Today the United States pauses to remember the lives that were lost in during Sept. 11 terrorist attacks.
This image of the "Tribute in Light" installation, which was designed to evoke the destroyed twin towers and was one of the first memorials to the victims of 9/11, tugs powerfully at a chord in our collective memory.
Although there has been a great deal of coverage about the tenth anniversary of the attacks, one story I haven't seen is an analysis of how we remember those attacks. So I was quite interested in a recent Q&A with John Gabrieli, PhD, who, when he was at Stanford, undertook a large-scale study of how people remembered the attacks. Here's a bit of the MIT News Office release:
Q. How do the emotions experienced during a traumatic event such as 9/11 influence how we recall what happened?
A. In general, emotions substantially enhance our memory for experiences. Indeed, there is a brain structure, the amygdala, which seems to be specialized for the enhancement of memory on the basis of emotion and arousal.
But two other aspects of emotionally charged memories have been noted in multiple laboratory and real-life studies. First, the natural focus on the … emotional experience often decreases memory for other aspects of that experience. Second, because the event is so powerful, people are often overconfident that their memory for all aspects of the experience is highly accurate. We may agree that we remember little about Sept. 3, 2001, but we feel we remember a lot about our experience on Sept. 11, 2001, with great certainty.

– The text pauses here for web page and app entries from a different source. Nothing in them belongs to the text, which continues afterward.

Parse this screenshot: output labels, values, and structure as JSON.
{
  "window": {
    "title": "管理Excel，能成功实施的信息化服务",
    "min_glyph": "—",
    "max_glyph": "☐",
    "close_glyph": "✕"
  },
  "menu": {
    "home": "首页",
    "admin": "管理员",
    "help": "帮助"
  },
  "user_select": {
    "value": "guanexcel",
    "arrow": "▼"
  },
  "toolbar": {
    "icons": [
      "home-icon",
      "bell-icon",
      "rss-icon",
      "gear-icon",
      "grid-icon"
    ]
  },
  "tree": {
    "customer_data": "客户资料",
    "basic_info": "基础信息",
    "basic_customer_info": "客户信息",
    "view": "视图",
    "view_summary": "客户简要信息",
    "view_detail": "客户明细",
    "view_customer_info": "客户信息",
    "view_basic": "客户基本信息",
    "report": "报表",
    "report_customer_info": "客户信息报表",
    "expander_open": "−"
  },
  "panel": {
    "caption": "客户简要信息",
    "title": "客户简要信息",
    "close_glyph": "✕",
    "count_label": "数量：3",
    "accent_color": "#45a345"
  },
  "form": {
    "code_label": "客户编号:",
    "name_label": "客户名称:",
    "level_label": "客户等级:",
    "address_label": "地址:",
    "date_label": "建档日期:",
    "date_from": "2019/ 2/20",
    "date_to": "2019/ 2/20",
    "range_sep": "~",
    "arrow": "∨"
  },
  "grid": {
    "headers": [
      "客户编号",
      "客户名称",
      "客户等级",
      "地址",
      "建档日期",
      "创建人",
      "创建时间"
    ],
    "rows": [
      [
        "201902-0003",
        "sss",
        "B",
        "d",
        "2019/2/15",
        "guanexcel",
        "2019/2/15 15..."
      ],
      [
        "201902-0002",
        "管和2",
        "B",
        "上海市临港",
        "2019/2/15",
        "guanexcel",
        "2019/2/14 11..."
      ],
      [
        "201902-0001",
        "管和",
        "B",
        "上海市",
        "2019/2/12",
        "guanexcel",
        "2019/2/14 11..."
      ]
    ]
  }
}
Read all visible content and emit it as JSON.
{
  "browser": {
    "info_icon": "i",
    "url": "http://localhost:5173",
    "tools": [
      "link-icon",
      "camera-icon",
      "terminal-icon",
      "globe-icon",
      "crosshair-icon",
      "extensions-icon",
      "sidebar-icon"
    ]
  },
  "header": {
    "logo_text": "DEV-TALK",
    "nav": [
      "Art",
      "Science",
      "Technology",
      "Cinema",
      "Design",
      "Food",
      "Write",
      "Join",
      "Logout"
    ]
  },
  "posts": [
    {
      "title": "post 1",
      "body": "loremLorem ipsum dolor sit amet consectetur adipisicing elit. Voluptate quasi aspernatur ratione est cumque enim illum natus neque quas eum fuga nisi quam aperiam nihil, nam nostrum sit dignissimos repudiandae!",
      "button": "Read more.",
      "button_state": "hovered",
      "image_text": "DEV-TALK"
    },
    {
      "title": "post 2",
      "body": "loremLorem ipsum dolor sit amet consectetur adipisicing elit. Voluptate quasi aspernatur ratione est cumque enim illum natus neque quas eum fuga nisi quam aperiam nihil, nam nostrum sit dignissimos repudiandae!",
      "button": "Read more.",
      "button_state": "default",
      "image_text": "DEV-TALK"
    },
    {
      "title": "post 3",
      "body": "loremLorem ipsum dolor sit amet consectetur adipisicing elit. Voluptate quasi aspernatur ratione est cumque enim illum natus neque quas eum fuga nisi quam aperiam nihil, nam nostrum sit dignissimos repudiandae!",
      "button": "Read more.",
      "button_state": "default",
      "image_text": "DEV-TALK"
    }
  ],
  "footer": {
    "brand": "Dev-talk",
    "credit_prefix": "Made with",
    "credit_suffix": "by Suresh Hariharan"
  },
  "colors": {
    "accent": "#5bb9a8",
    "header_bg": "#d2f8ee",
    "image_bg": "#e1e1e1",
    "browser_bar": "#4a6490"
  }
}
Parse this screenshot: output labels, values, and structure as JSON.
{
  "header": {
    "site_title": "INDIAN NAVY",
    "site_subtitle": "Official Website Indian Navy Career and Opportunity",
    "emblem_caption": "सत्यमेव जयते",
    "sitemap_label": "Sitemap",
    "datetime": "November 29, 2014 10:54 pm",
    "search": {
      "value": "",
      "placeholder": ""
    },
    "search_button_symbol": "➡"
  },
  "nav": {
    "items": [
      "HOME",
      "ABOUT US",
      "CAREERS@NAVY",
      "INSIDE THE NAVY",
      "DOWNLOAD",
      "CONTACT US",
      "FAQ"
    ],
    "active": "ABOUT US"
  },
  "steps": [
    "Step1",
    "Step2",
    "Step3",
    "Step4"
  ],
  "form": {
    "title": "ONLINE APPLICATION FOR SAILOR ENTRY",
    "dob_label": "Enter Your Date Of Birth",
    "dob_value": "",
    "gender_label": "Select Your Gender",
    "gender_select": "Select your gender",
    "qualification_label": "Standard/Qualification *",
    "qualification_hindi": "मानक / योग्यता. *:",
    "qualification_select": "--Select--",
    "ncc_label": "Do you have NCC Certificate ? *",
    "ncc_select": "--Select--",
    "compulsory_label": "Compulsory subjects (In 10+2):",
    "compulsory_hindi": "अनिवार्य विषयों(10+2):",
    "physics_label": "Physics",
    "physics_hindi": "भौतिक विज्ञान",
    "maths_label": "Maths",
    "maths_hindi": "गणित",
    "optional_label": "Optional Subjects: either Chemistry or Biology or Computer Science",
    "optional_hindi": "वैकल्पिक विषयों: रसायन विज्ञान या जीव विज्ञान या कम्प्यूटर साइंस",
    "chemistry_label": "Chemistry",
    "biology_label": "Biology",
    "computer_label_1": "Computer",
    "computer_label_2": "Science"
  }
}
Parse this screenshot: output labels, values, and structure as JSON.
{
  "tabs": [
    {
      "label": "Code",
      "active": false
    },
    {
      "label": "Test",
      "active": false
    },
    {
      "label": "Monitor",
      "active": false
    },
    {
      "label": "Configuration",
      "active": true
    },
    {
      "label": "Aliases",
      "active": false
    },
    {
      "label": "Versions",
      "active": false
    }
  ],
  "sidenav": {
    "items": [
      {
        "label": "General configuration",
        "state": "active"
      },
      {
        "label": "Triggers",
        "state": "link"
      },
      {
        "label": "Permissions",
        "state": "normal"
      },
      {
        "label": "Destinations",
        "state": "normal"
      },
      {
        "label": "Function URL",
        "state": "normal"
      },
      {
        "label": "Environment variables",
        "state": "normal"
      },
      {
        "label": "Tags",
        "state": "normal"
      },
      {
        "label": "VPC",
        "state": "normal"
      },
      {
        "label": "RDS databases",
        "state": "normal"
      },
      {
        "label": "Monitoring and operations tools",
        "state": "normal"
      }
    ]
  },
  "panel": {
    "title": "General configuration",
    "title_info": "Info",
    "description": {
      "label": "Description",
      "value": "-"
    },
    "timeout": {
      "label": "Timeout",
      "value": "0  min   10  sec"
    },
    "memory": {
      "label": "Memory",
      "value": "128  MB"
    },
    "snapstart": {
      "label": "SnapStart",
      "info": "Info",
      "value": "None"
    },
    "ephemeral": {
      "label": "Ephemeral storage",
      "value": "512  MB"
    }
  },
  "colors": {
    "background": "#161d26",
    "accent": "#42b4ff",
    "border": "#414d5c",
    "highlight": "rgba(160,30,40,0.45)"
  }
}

And, however we may have formed our memories of that day, today our thoughts are with the victims of 9/11 and with the families they left behind.
Photo by Francisco Diez